16 September 2013
A report published by Cervical Screening Wales shows that without a screening programme, cancer rates could be 3.6 times higher.Until recently women in Wales aged between 20 and 64 were invited for cervical screening every three years. However from 1 September 2013, women born on or after 1 September 1993 are no longer invited for smear tests until they reach 25, and women aged between 50 and 64 are invited every five years rather than every three years.A case control study published in 2003 concluded that screening was less effective for young women. There were concerns that because many young women had cellular changes that resolved spontaneously, screening could lead to unnecessary treatments, which could be a factor in premature delivery of subsequent pregnancies. The study also concluded that five yearly screening offered similar protection to that of three yearly screening in women aged between 50 and 64.
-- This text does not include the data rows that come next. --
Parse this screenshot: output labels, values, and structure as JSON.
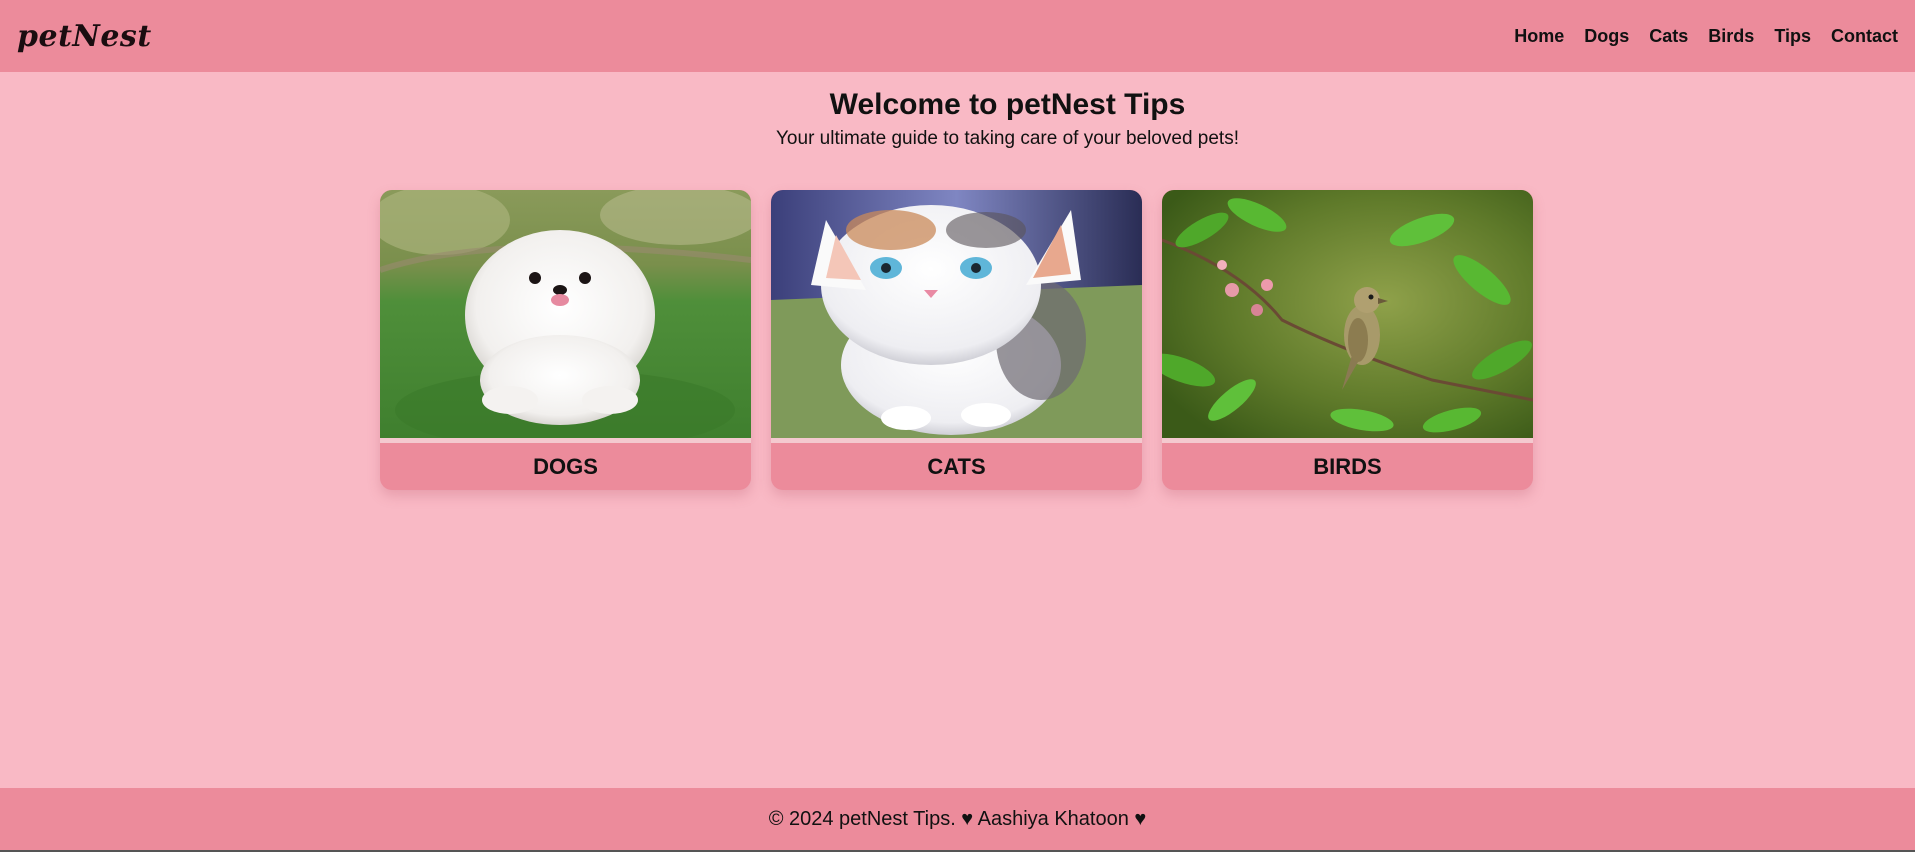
{
  "header": {
    "logo": "petNest",
    "nav": [
      "Home",
      "Dogs",
      "Cats",
      "Birds",
      "Tips",
      "Contact"
    ]
  },
  "hero": {
    "title": "Welcome to petNest Tips",
    "subtitle": "Your ultimate guide to taking care of your beloved pets!"
  },
  "cards": [
    {
      "label": "DOGS",
      "image": "white-pomeranian-puppy-on-grass"
    },
    {
      "label": "CATS",
      "image": "white-kitten-with-blue-eyes"
    },
    {
      "label": "BIRDS",
      "image": "sparrow-on-flowering-branch"
    }
  ],
  "footer": {
    "text": "© 2024 petNest Tips. ♥ Aashiya Khatoon ♥"
  },
  "colors": {
    "background": "#f9b9c5",
    "bars": "#ec8b9b"
  }
}
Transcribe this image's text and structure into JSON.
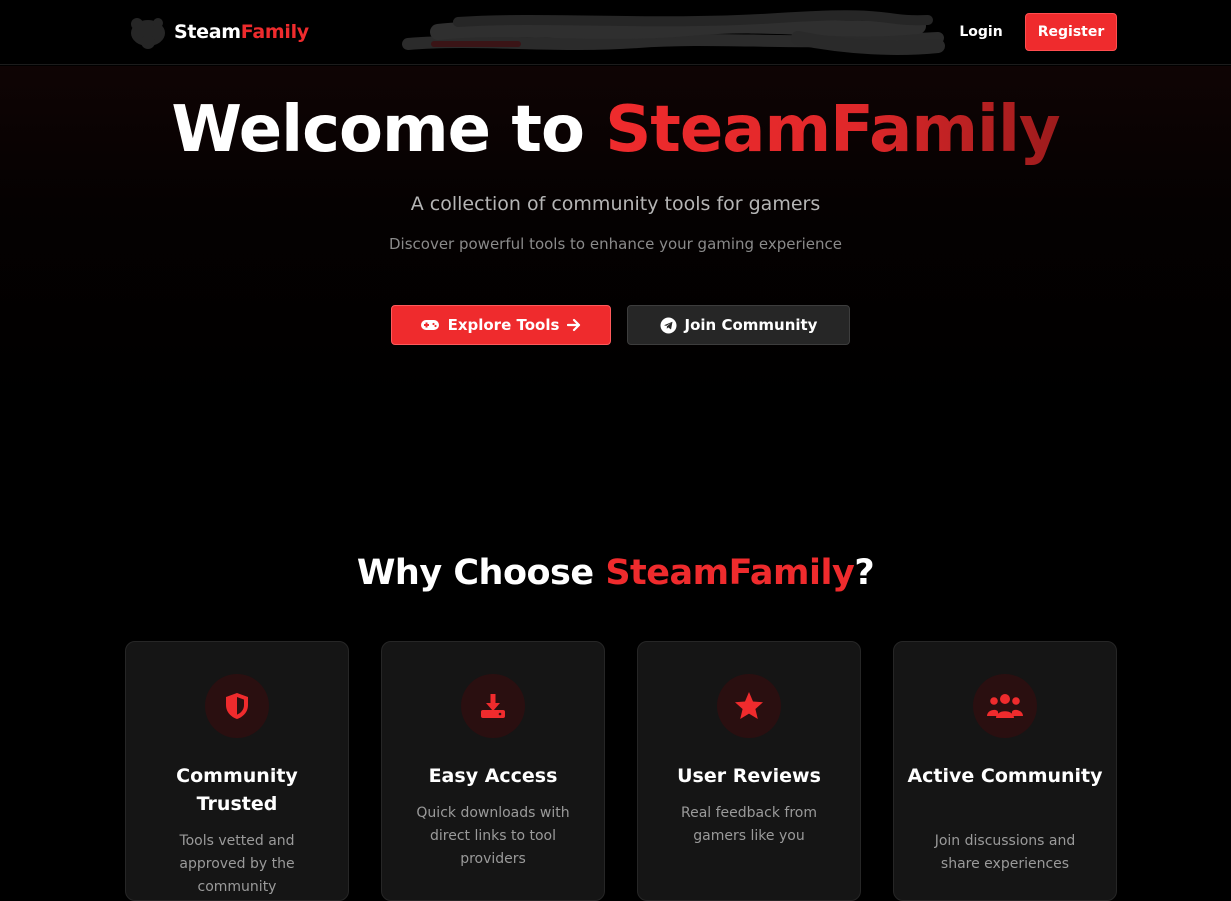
{
  "navbar": {
    "brand_part1": "Steam",
    "brand_part2": "Family",
    "login_label": "Login",
    "register_label": "Register"
  },
  "hero": {
    "title_part1": "Welcome to ",
    "title_part2": "SteamFamily",
    "subtitle": "A collection of community tools for gamers",
    "tagline": "Discover powerful tools to enhance your gaming experience",
    "explore_label": "Explore Tools",
    "join_label": "Join Community"
  },
  "why": {
    "title_part1": "Why Choose ",
    "title_part2": "SteamFamily",
    "title_part3": "?"
  },
  "features": [
    {
      "icon": "shield-icon",
      "title": "Community Trusted",
      "description": "Tools vetted and approved by the community"
    },
    {
      "icon": "download-icon",
      "title": "Easy Access",
      "description": "Quick downloads with direct links to tool providers"
    },
    {
      "icon": "star-icon",
      "title": "User Reviews",
      "description": "Real feedback from gamers like you"
    },
    {
      "icon": "users-icon",
      "title": "Active Community",
      "description": "Join discussions and share experiences"
    }
  ],
  "colors": {
    "accent": "#ef2b2d",
    "background": "#000000",
    "card": "#151515",
    "secondary_button": "#262626"
  }
}
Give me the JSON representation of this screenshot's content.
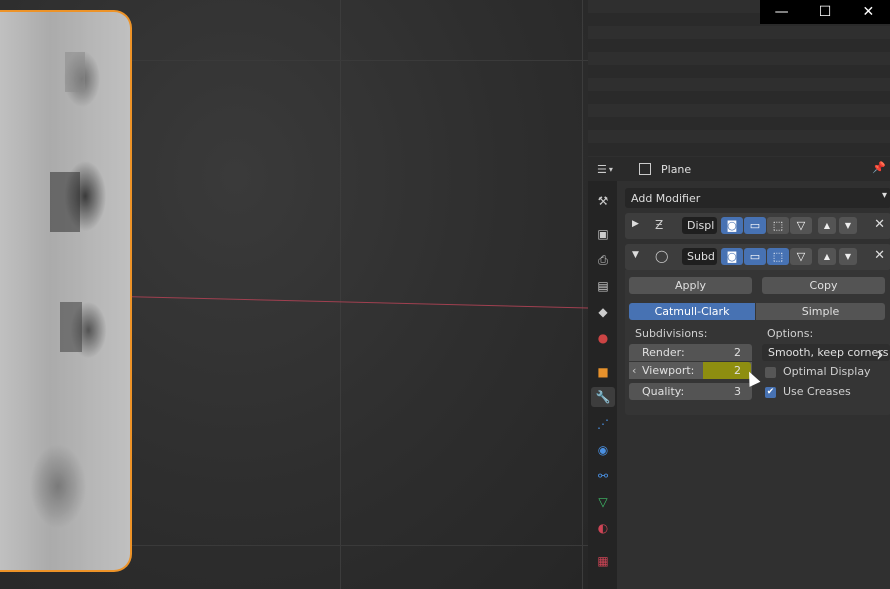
{
  "window": {
    "controls": [
      "—",
      "☐",
      "✕"
    ]
  },
  "header": {
    "object_name": "Plane"
  },
  "toolbar": {
    "add_modifier": "Add Modifier"
  },
  "modifiers": [
    {
      "name": "Displ",
      "expanded": false
    },
    {
      "name": "Subd",
      "expanded": true
    }
  ],
  "subdivision": {
    "apply_label": "Apply",
    "copy_label": "Copy",
    "type_options": [
      "Catmull-Clark",
      "Simple"
    ],
    "selected_type": "Catmull-Clark",
    "subdivisions_label": "Subdivisions:",
    "render_label": "Render:",
    "render_value": "2",
    "viewport_label": "Viewport:",
    "viewport_value": "2",
    "quality_label": "Quality:",
    "quality_value": "3",
    "options_label": "Options:",
    "uv_smooth_value": "Smooth, keep corners",
    "optimal_display_label": "Optimal Display",
    "optimal_display_checked": false,
    "use_creases_label": "Use Creases",
    "use_creases_checked": true
  },
  "colors": {
    "accent": "#4772b3",
    "selection_outline": "#e8922c",
    "highlight": "#8e8e10"
  }
}
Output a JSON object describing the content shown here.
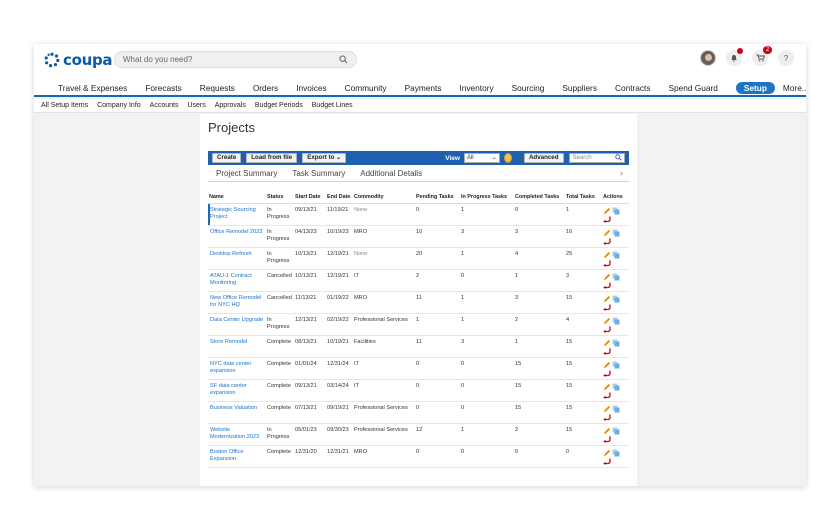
{
  "app": {
    "brand": "coupa",
    "brand_color": "#0c5aa6"
  },
  "search": {
    "placeholder": "What do you need?"
  },
  "top_icons": {
    "notifications_badge": "",
    "cart_badge": "2",
    "help_label": "?"
  },
  "nav": {
    "items": [
      "Travel & Expenses",
      "Forecasts",
      "Requests",
      "Orders",
      "Invoices",
      "Community",
      "Payments",
      "Inventory",
      "Sourcing",
      "Suppliers",
      "Contracts",
      "Spend Guard",
      "Setup",
      "More..."
    ],
    "active": "Setup"
  },
  "subnav": {
    "items": [
      "All Setup Items",
      "Company Info",
      "Accounts",
      "Users",
      "Approvals",
      "Budget Periods",
      "Budget Lines"
    ]
  },
  "page": {
    "title": "Projects"
  },
  "toolbar": {
    "create_label": "Create",
    "load_label": "Load from file",
    "export_label": "Export to ⌄",
    "view_label": "View",
    "view_value": "All",
    "advanced_label": "Advanced",
    "search_placeholder": "Search"
  },
  "tabs": [
    "Project Summary",
    "Task Summary",
    "Additional Details"
  ],
  "table": {
    "columns": [
      "Name",
      "Status",
      "Start Date",
      "End Date",
      "Commodity",
      "Pending Tasks",
      "In Progress Tasks",
      "Completed Tasks",
      "Total Tasks",
      "Actions"
    ],
    "rows": [
      {
        "name": "Strategic Sourcing Project",
        "status": "In Progress",
        "start": "09/13/21",
        "end": "11/19/21",
        "commodity": "None",
        "pending": "0",
        "in_progress": "1",
        "completed": "0",
        "total": "1"
      },
      {
        "name": "Office Remodel 2023",
        "status": "In Progress",
        "start": "04/13/23",
        "end": "10/19/23",
        "commodity": "MRO",
        "pending": "10",
        "in_progress": "3",
        "completed": "3",
        "total": "16"
      },
      {
        "name": "Desktop Refresh",
        "status": "In Progress",
        "start": "10/13/21",
        "end": "12/19/21",
        "commodity": "None",
        "pending": "20",
        "in_progress": "1",
        "completed": "4",
        "total": "25"
      },
      {
        "name": "ATAU-1 Contract Monitoring",
        "status": "Cancelled",
        "start": "10/13/21",
        "end": "12/19/21",
        "commodity": "IT",
        "pending": "2",
        "in_progress": "0",
        "completed": "1",
        "total": "3"
      },
      {
        "name": "New Office Remodel for NYC HQ",
        "status": "Cancelled",
        "start": "11/13/21",
        "end": "01/19/22",
        "commodity": "MRO",
        "pending": "11",
        "in_progress": "1",
        "completed": "3",
        "total": "15"
      },
      {
        "name": "Data Center Upgrade",
        "status": "In Progress",
        "start": "12/13/21",
        "end": "02/19/22",
        "commodity": "Professional Services",
        "pending": "1",
        "in_progress": "1",
        "completed": "2",
        "total": "4"
      },
      {
        "name": "Store Remodel",
        "status": "Complete",
        "start": "08/13/21",
        "end": "10/19/21",
        "commodity": "Facilities",
        "pending": "11",
        "in_progress": "3",
        "completed": "1",
        "total": "15"
      },
      {
        "name": "NYC data center expansion",
        "status": "Complete",
        "start": "01/01/24",
        "end": "12/31/24",
        "commodity": "IT",
        "pending": "0",
        "in_progress": "0",
        "completed": "15",
        "total": "15"
      },
      {
        "name": "SF data center expansion",
        "status": "Complete",
        "start": "09/13/21",
        "end": "03/14/24",
        "commodity": "IT",
        "pending": "0",
        "in_progress": "0",
        "completed": "15",
        "total": "15"
      },
      {
        "name": "Business Valuation",
        "status": "Complete",
        "start": "07/13/21",
        "end": "09/19/21",
        "commodity": "Professional Services",
        "pending": "0",
        "in_progress": "0",
        "completed": "15",
        "total": "15"
      },
      {
        "name": "Website Modernization 2023",
        "status": "In Progress",
        "start": "05/01/23",
        "end": "09/30/23",
        "commodity": "Professional Services",
        "pending": "12",
        "in_progress": "1",
        "completed": "2",
        "total": "15"
      },
      {
        "name": "Boston Office Expansion",
        "status": "Complete",
        "start": "12/31/20",
        "end": "12/31/21",
        "commodity": "MRO",
        "pending": "0",
        "in_progress": "0",
        "completed": "0",
        "total": "0"
      }
    ]
  },
  "colors": {
    "toolbar_bg": "#1f5fb0",
    "link": "#1a73c8",
    "nav_active": "#1e73c4",
    "pencil": "#e68a00",
    "undo": "#d0021b",
    "copy": "#6aaee8"
  }
}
As a result of this study, in 2003 England changed their policy to invite women every three years for those aged between 25 and 49 and every five years for those aged between 50 and 64. In 2011 Northern Ireland adopted the same policy.
In November 2012, following a request from the Wales Screening Committee to produce a definitive UK National Screening Committee (UK NSC) policy, the UK NSC published a report recommending that:
- The age of first invitation for cervical screening be raised to 25 in Wales and Scotland on the basis that there is evidence of a large number of women screened and treated with relatively little benefit below this age.
- Screening for women aged 50-64 is undertaken five yearly.
In January 2013 the previous Minister for Health and Social Services, Lesley Griffiths AM, stated that the Wales Screening Committee had considered and endorsed the UK NSC recommendations and that from 1 September 2013 these changes would be implemented.
Further information on these changes can be accessed from the Cervical Screening Wales website, including a factsheet they have produced on changes to the age range and frequency of cervical screening.
Further information can also be found in the Research Service Cancer prevention and screening in Wales publication.
Article written by Victoria Paris.